▶ Prompt:
Every line of the listing that follows must be written out unchanged.

▶ Record set:
BEGIN
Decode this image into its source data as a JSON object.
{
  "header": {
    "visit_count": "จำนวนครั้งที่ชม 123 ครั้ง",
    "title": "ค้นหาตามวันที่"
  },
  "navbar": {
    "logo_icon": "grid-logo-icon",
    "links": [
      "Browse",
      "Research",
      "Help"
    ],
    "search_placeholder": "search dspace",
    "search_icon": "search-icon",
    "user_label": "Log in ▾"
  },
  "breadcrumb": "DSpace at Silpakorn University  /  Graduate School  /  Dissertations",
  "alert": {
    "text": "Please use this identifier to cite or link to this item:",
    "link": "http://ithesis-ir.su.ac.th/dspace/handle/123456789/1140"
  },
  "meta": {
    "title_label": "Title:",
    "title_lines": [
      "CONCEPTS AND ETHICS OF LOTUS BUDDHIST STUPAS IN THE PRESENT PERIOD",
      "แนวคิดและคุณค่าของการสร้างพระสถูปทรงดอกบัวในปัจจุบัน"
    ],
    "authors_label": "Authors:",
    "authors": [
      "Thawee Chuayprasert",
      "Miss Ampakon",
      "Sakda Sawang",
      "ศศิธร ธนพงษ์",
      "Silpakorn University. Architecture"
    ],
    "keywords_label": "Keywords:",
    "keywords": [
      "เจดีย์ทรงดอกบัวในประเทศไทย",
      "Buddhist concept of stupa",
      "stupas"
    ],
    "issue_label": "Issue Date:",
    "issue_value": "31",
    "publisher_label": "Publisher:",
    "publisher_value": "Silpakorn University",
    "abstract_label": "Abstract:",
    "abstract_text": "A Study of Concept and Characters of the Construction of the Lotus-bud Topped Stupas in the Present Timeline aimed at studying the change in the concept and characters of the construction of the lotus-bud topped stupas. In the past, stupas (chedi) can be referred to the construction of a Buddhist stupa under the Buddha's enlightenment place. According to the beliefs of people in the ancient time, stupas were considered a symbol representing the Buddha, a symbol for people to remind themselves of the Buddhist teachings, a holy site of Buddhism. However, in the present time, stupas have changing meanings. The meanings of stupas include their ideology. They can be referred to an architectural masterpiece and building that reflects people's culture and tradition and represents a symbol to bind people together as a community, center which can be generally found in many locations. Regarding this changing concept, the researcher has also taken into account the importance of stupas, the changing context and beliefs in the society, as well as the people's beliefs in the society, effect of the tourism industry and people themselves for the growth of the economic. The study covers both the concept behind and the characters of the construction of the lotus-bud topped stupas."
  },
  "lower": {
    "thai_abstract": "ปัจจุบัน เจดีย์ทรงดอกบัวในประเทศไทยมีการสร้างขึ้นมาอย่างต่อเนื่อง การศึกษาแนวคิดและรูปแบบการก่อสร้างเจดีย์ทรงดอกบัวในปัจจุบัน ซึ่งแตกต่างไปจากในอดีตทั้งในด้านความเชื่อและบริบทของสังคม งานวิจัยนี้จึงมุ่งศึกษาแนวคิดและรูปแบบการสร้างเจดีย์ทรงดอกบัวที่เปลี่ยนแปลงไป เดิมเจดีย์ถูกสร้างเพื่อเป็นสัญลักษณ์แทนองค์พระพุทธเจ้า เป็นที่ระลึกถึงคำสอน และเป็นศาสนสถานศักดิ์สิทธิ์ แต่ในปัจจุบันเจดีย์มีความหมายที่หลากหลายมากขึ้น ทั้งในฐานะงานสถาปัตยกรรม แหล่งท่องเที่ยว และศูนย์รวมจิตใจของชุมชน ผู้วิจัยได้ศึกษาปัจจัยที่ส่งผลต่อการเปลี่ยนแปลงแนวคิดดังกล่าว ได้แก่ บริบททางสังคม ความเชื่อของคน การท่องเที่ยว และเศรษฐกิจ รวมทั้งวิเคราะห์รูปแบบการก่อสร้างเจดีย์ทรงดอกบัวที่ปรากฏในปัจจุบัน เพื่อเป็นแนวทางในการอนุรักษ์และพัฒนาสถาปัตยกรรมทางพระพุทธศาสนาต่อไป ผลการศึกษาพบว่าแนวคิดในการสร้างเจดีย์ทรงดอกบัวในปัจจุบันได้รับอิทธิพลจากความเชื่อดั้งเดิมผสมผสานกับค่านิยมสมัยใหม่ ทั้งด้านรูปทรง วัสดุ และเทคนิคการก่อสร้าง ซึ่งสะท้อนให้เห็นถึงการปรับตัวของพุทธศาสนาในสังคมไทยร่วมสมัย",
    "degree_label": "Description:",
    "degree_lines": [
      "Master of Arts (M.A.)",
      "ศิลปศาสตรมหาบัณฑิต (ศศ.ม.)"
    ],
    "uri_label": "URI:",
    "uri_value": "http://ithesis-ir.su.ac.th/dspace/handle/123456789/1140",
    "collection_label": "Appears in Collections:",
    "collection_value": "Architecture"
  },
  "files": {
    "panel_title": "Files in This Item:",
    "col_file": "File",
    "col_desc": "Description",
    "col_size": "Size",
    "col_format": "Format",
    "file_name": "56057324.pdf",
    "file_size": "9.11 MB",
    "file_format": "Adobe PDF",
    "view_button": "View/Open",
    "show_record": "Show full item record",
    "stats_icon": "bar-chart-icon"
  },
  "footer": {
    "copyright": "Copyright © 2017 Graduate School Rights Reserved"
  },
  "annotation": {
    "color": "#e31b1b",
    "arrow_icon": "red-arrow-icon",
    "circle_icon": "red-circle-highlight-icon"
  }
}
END
▶ Response below:
Decode this image into its source data as a JSON object.
{
  "header": {
    "visit_count": "จำนวนครั้งที่ชม 123 ครั้ง",
    "title": "ค้นหาตามวันที่"
  },
  "navbar": {
    "logo_icon": "grid-logo-icon",
    "links": [
      "Browse",
      "Research",
      "Help"
    ],
    "search_placeholder": "search dspace",
    "search_icon": "search-icon",
    "user_label": "Log in ▾"
  },
  "breadcrumb": "DSpace at Silpakorn University  /  Graduate School  /  Dissertations",
  "alert": {
    "text": "Please use this identifier to cite or link to this item:",
    "link": "http://ithesis-ir.su.ac.th/dspace/handle/123456789/1140"
  },
  "meta": {
    "title_label": "Title:",
    "title_lines": [
      "CONCEPTS AND ETHICS OF LOTUS BUDDHIST STUPAS IN THE PRESENT PERIOD",
      "แนวคิดและคุณค่าของการสร้างพระสถูปทรงดอกบัวในปัจจุบัน"
    ],
    "authors_label": "Authors:",
    "authors": [
      "Thawee Chuayprasert",
      "Miss Ampakon",
      "Sakda Sawang",
      "ศศิธร ธนพงษ์",
      "Silpakorn University. Architecture"
    ],
    "keywords_label": "Keywords:",
    "keywords": [
      "เจดีย์ทรงดอกบัวในประเทศไทย",
      "Buddhist concept of stupa",
      "stupas"
    ],
    "issue_label": "Issue Date:",
    "issue_value": "31",
    "publisher_label": "Publisher:",
    "publisher_value": "Silpakorn University",
    "abstract_label": "Abstract:",
    "abstract_text": "A Study of Concept and Characters of the Construction of the Lotus-bud Topped Stupas in the Present Timeline aimed at studying the change in the concept and characters of the construction of the lotus-bud topped stupas. In the past, stupas (chedi) can be referred to the construction of a Buddhist stupa under the Buddha's enlightenment place. According to the beliefs of people in the ancient time, stupas were considered a symbol representing the Buddha, a symbol for people to remind themselves of the Buddhist teachings, a holy site of Buddhism. However, in the present time, stupas have changing meanings. The meanings of stupas include their ideology. They can be referred to an architectural masterpiece and building that reflects people's culture and tradition and represents a symbol to bind people together as a community, center which can be generally found in many locations. Regarding this changing concept, the researcher has also taken into account the importance of stupas, the changing context and beliefs in the society, as well as the people's beliefs in the society, effect of the tourism industry and people themselves for the growth of the economic. The study covers both the concept behind and the characters of the construction of the lotus-bud topped stupas."
  },
  "lower": {
    "thai_abstract": "ปัจจุบัน เจดีย์ทรงดอกบัวในประเทศไทยมีการสร้างขึ้นมาอย่างต่อเนื่อง การศึกษาแนวคิดและรูปแบบการก่อสร้างเจดีย์ทรงดอกบัวในปัจจุบัน ซึ่งแตกต่างไปจากในอดีตทั้งในด้านความเชื่อและบริบทของสังคม งานวิจัยนี้จึงมุ่งศึกษาแนวคิดและรูปแบบการสร้างเจดีย์ทรงดอกบัวที่เปลี่ยนแปลงไป เดิมเจดีย์ถูกสร้างเพื่อเป็นสัญลักษณ์แทนองค์พระพุทธเจ้า เป็นที่ระลึกถึงคำสอน และเป็นศาสนสถานศักดิ์สิทธิ์ แต่ในปัจจุบันเจดีย์มีความหมายที่หลากหลายมากขึ้น ทั้งในฐานะงานสถาปัตยกรรม แหล่งท่องเที่ยว และศูนย์รวมจิตใจของชุมชน ผู้วิจัยได้ศึกษาปัจจัยที่ส่งผลต่อการเปลี่ยนแปลงแนวคิดดังกล่าว ได้แก่ บริบททางสังคม ความเชื่อของคน การท่องเที่ยว และเศรษฐกิจ รวมทั้งวิเคราะห์รูปแบบการก่อสร้างเจดีย์ทรงดอกบัวที่ปรากฏในปัจจุบัน เพื่อเป็นแนวทางในการอนุรักษ์และพัฒนาสถาปัตยกรรมทางพระพุทธศาสนาต่อไป ผลการศึกษาพบว่าแนวคิดในการสร้างเจดีย์ทรงดอกบัวในปัจจุบันได้รับอิทธิพลจากความเชื่อดั้งเดิมผสมผสานกับค่านิยมสมัยใหม่ ทั้งด้านรูปทรง วัสดุ และเทคนิคการก่อสร้าง ซึ่งสะท้อนให้เห็นถึงการปรับตัวของพุทธศาสนาในสังคมไทยร่วมสมัย",
    "degree_label": "Description:",
    "degree_lines": [
      "Master of Arts (M.A.)",
      "ศิลปศาสตรมหาบัณฑิต (ศศ.ม.)"
    ],
    "uri_label": "URI:",
    "uri_value": "http://ithesis-ir.su.ac.th/dspace/handle/123456789/1140",
    "collection_label": "Appears in Collections:",
    "collection_value": "Architecture"
  },
  "files": {
    "panel_title": "Files in This Item:",
    "col_file": "File",
    "col_desc": "Description",
    "col_size": "Size",
    "col_format": "Format",
    "file_name": "56057324.pdf",
    "file_size": "9.11 MB",
    "file_format": "Adobe PDF",
    "view_button": "View/Open",
    "show_record": "Show full item record",
    "stats_icon": "bar-chart-icon"
  },
  "footer": {
    "copyright": "Copyright © 2017 Graduate School Rights Reserved"
  },
  "annotation": {
    "color": "#e31b1b",
    "arrow_icon": "red-arrow-icon",
    "circle_icon": "red-circle-highlight-icon"
  }
}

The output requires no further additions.